The teenager has since admitted to officers at the Direction générale de la sécurité intérieure (DGSI) that he planned to carry out a "suicidal terrorist act" in the La Défense business district. 

He planned to use a belt and/or a gun, he said. He was also prepared to be killed by police, he said.

The 16-year-old was already known to authorities due to his Islamic radicalisation.

Investigators from the DGSI are continuing to investigate, and “determine, in the light of the personality of the person in custody, the reality of the planned terrorist act and, where appropriate, its state of completion”.

The public prosecutor has opened an investigation into the charge of “participation in a criminal terrorist association with a view to the preparation of crimes against the person”, but has urged “caution” and warned against further speculation at this early stage of the case.

Games security plans

President Emmanuel Macron has already spoken about the country’s security plans during the Games.

He has said that he wants to ensure that the Opening Ceremony and all the events are secure, while also maintaining reserve forces to deal with the possibility of other incidents happening elsewhere, “such as major fires or a terrorist attack”.

“That means we must have reserves and not mobilise everyone,” he said.

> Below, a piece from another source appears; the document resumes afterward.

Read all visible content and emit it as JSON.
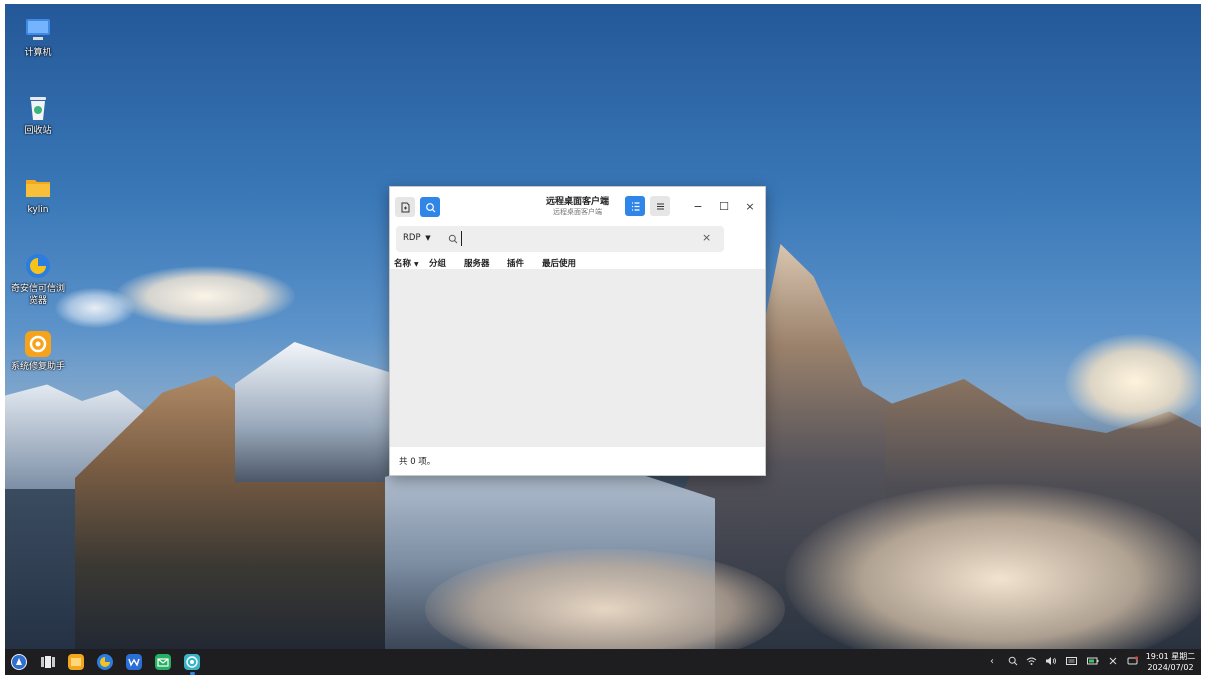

Already, there are plans for 7,000-11,000 police officers to be mobilised in relevant areas everyday, depending on the events taking place.

Some 17,500 specialist security officers will also be trained ahead of the event.